There were many other beliefs I needed to adjust the incessant refrain of "I abdicated responsibility for myself" finally stopped. But the method I used to change these other beliefs was the same as I used for the changes I've already shared with you. I first became aware of the one belief that needed to shift. I allowed myself to trust that I knew what needed to change, and that I could trust others to respond when I asked for the help I knew I needed. That's one of the most responsible things anyone can do.
Your Functional Divorce Assignment:
What are your current responsibilities? Many people have too many responsibilities that they somehow just wound up having. It's almost like they're responsibility magnets. Take some time and get really clear about what your current responsibilities are.
What have you given up to meet these responsibilities? For each of the responsibilities you've identified, ask yourself what if anything you've given up to meet the expectations of the responsibility. Some responsibilities have a high price — like the one I paid to make sure everyone around me was well cared for. Other responsibilities have little to no price. Then look at all you've given up to meet all of these responsibilities.
If you're not satisfied with your responsibilities, how can you adjust them so you're taking better care of you? The answer I hear most often when I ask this question of my clients is "I don't know. Do you have any suggestions?" I love hearing this answer because it means the person is ready and willing to ask for help and support. That's where I started off changing my beliefs and my life when I got divorced and I know it's just the next positive step on this one person's amazing life journey.

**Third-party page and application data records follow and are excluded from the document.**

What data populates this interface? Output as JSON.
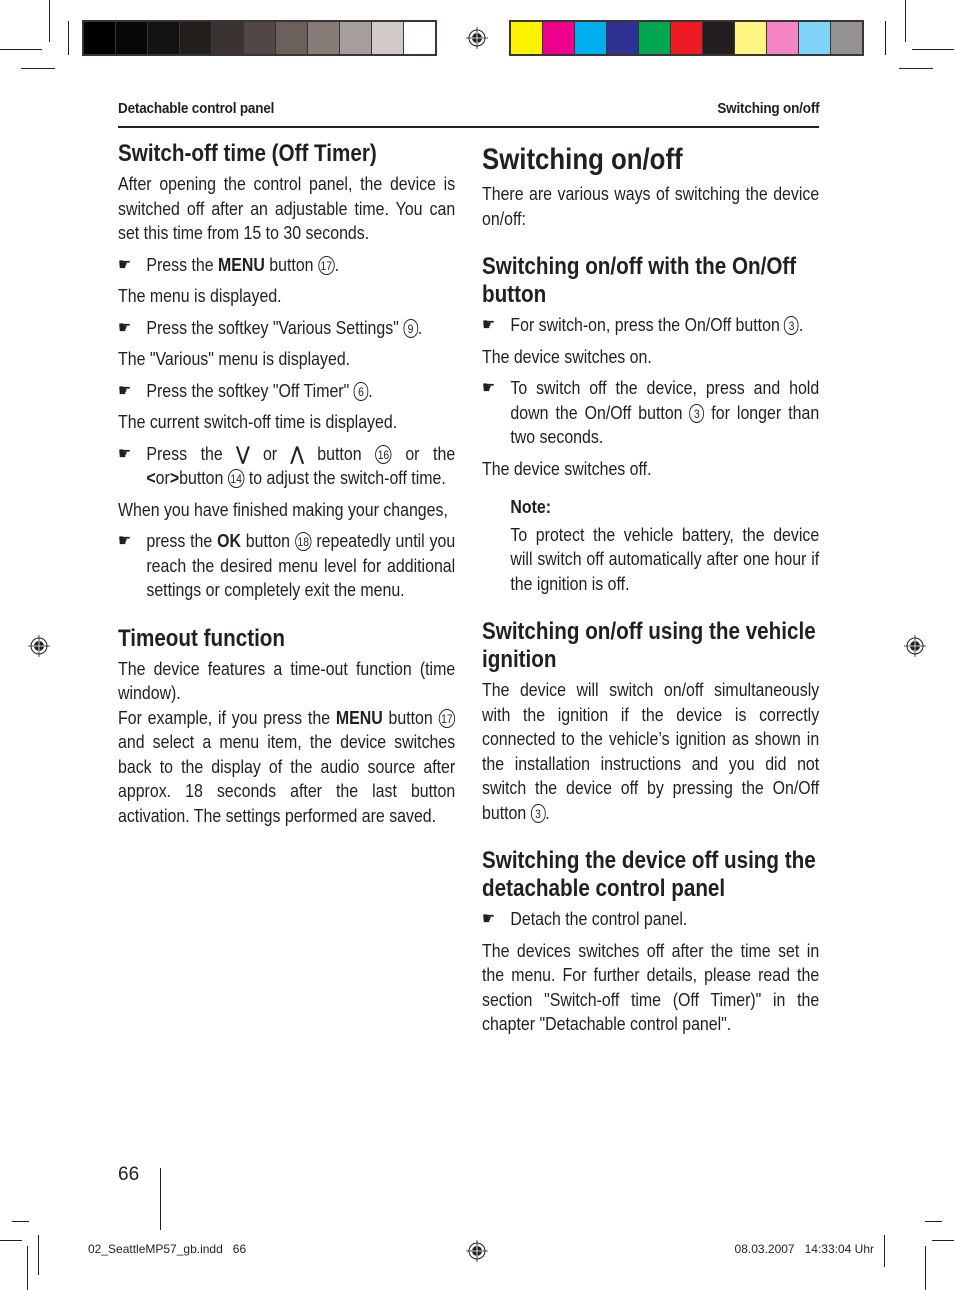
{
  "print_marks": {
    "gray_swatches": [
      "#000000",
      "#0a0807",
      "#141111",
      "#231f1d",
      "#3a3331",
      "#514846",
      "#6b605c",
      "#867b77",
      "#a69e9b",
      "#d2cac8",
      "#ffffff"
    ],
    "color_swatches": [
      "#fff200",
      "#ec008c",
      "#00aeef",
      "#2e3192",
      "#00a651",
      "#ed1c24",
      "#231f20",
      "#fff581",
      "#f484c4",
      "#7ed3f7",
      "#939191"
    ]
  },
  "header": {
    "left": "Detachable control panel",
    "right": "Switching on/off"
  },
  "left_column": {
    "section1": {
      "title": "Switch-off time (Off Timer)",
      "intro": "After opening the control panel, the device is switched off after an adjustable time. You can set this time from 15 to 30 seconds.",
      "step1_pre": "Press the ",
      "step1_bold": "MENU",
      "step1_post": " button ",
      "step1_num": "17",
      "step1_end": ".",
      "result1": "The menu is displayed.",
      "step2_pre": "Press the softkey \"Various Settings\" ",
      "step2_num": "9",
      "step2_end": ".",
      "result2": "The \"Various\" menu is displayed.",
      "step3_pre": "Press the softkey \"Off Timer\" ",
      "step3_num": "6",
      "step3_end": ".",
      "result3": "The current switch-off time is displayed.",
      "step4_a": "Press the ",
      "step4_down_icon": "⋁",
      "step4_b": " or ",
      "step4_up_icon": "⋀",
      "step4_c": " button ",
      "step4_num1": "16",
      "step4_d": " or the ",
      "step4_left_icon": "<",
      "step4_e": "or",
      "step4_right_icon": ">",
      "step4_f": "button ",
      "step4_num2": "14",
      "step4_g": " to adjust the switch-off time.",
      "result4": "When you have finished making your changes,",
      "step5_pre": "press the ",
      "step5_bold": "OK",
      "step5_post": " button ",
      "step5_num": "18",
      "step5_end": " repeatedly until you reach the desired menu level for additional settings or completely exit the menu."
    },
    "section2": {
      "title": "Timeout function",
      "para1": "The device features a time-out function (time window).",
      "para2_pre": "For example, if you press the ",
      "para2_bold": "MENU",
      "para2_mid": " button ",
      "para2_num": "17",
      "para2_end": " and select a menu item, the device switches back to the display of the audio source after approx. 18 seconds after the last button activation. The settings performed are saved."
    }
  },
  "right_column": {
    "title": "Switching on/off",
    "intro": "There are various ways of switching the device on/off:",
    "sub1": {
      "title": "Switching on/off with the On/Off button",
      "step1_pre": "For switch-on, press the On/Off button ",
      "step1_num": "3",
      "step1_end": ".",
      "result1": "The device switches on.",
      "step2_pre": "To switch off the device, press and hold down the On/Off button ",
      "step2_num": "3",
      "step2_end": " for longer than two seconds.",
      "result2": "The device switches off.",
      "note_label": "Note:",
      "note_text": "To protect the vehicle battery, the device will switch off automatically after one hour if the ignition is off."
    },
    "sub2": {
      "title": "Switching on/off using the vehicle ignition",
      "text_pre": "The device will switch on/off simultaneously with the ignition if the device is correctly connected to the vehicle’s ignition as shown in the installation instructions and you did not switch the device off by pressing the On/Off button ",
      "text_num": "3",
      "text_end": "."
    },
    "sub3": {
      "title": "Switching the device off using the detachable control panel",
      "step1": "Detach the control panel.",
      "result1": "The devices switches off after the time set in the menu. For further details, please read the section \"Switch-off time (Off Timer)\" in the chapter \"Detachable control panel\"."
    }
  },
  "footer": {
    "page_number": "66",
    "slug_left": "02_SeattleMP57_gb.indd   66",
    "slug_right": "08.03.2007   14:33:04 Uhr"
  },
  "icons": {
    "bullet": "☛"
  }
}
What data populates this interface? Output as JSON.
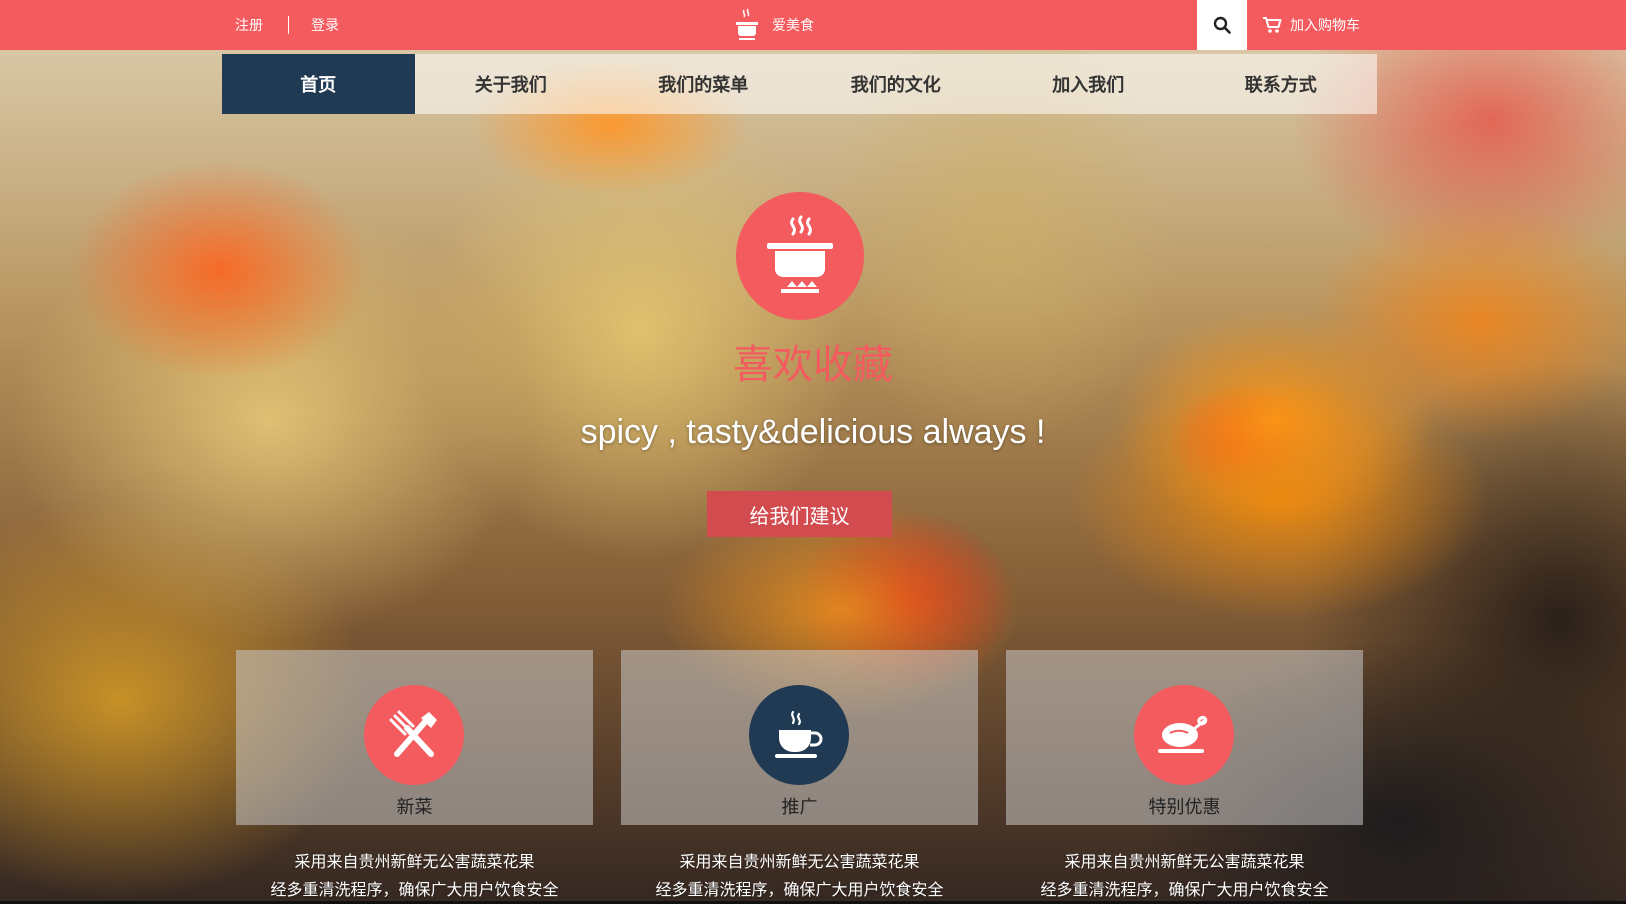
{
  "topbar": {
    "register": "注册",
    "login": "登录",
    "brand": "爱美食",
    "cart": "加入购物车",
    "color": "#f35b5f"
  },
  "nav": {
    "items": [
      "首页",
      "关于我们",
      "我们的菜单",
      "我们的文化",
      "加入我们",
      "联系方式"
    ],
    "active": "首页",
    "active_color": "#203a54"
  },
  "hero": {
    "icon": "cooking-pot-icon",
    "title": "喜欢收藏",
    "subtitle": "spicy , tasty&delicious always !",
    "button": "给我们建议"
  },
  "features": [
    {
      "icon": "fork-knife-icon",
      "name": "新菜",
      "line1": "采用来自贵州新鲜无公害蔬菜花果",
      "line2": "经多重清洗程序，确保广大用户饮食安全",
      "color": "#f35b5f"
    },
    {
      "icon": "coffee-cup-icon",
      "name": "推广",
      "line1": "采用来自贵州新鲜无公害蔬菜花果",
      "line2": "经多重清洗程序，确保广大用户饮食安全",
      "color": "#203a54"
    },
    {
      "icon": "roast-chicken-icon",
      "name": "特别优惠",
      "line1": "采用来自贵州新鲜无公害蔬菜花果",
      "line2": "经多重清洗程序，确保广大用户饮食安全",
      "color": "#f35b5f"
    }
  ]
}
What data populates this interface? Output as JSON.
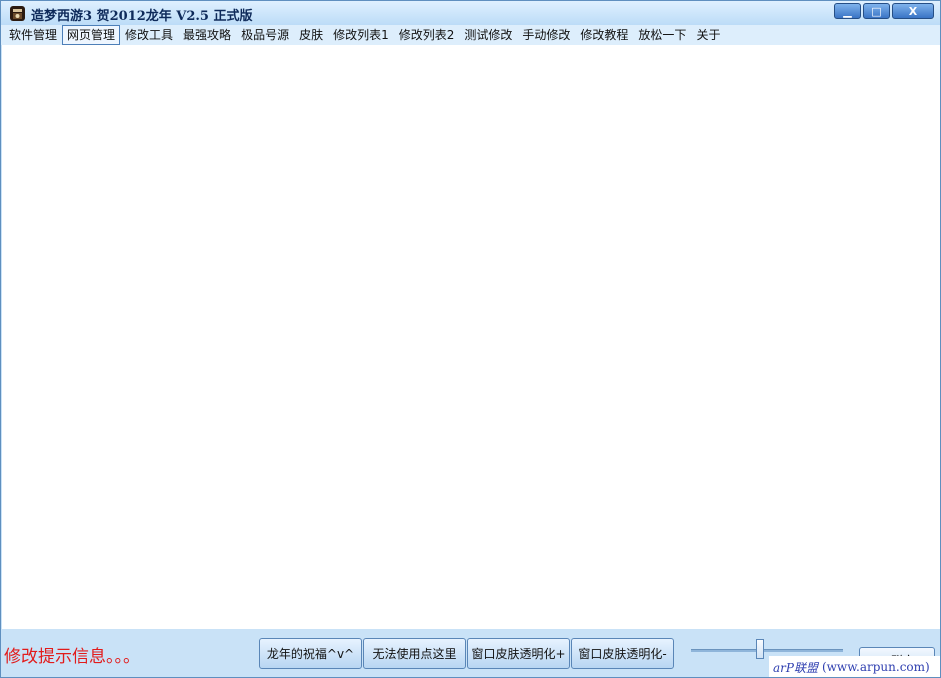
{
  "window": {
    "title": "造梦西游3 贺2012龙年 V2.5 正式版",
    "controls": {
      "minimize": "▁",
      "maximize": "□",
      "close": "X"
    }
  },
  "menu": {
    "items": [
      {
        "label": "软件管理",
        "active": false
      },
      {
        "label": "网页管理",
        "active": true
      },
      {
        "label": "修改工具",
        "active": false
      },
      {
        "label": "最强攻略",
        "active": false
      },
      {
        "label": "极品号源",
        "active": false
      },
      {
        "label": "皮肤",
        "active": false
      },
      {
        "label": "修改列表1",
        "active": false
      },
      {
        "label": "修改列表2",
        "active": false
      },
      {
        "label": "测试修改",
        "active": false
      },
      {
        "label": "手动修改",
        "active": false
      },
      {
        "label": "修改教程",
        "active": false
      },
      {
        "label": "放松一下",
        "active": false
      },
      {
        "label": "关于",
        "active": false
      }
    ]
  },
  "bottom": {
    "status": "修改提示信息。。。",
    "buttons": {
      "blessing": "龙年的祝福^v^",
      "unusable": "无法使用点这里",
      "transparent_plus": "窗口皮肤透明化+",
      "transparent_minus": "窗口皮肤透明化-"
    },
    "slider_value": 0.45,
    "corner_button": "QQ 群交",
    "watermark_brand": "arP联盟",
    "watermark_url": "(www.arpun.com)"
  },
  "colors": {
    "status_text": "#e21b1b",
    "watermark": "#2f3fb0",
    "window_bg": "#c9e2f7"
  }
}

Do you need some suggestions for adjusting your responsibilities so you can take better care of you? You might want to start with asking a trusted friend, your parents or other family member, your clergy person, a therapist or life coach. You can even reach out to me.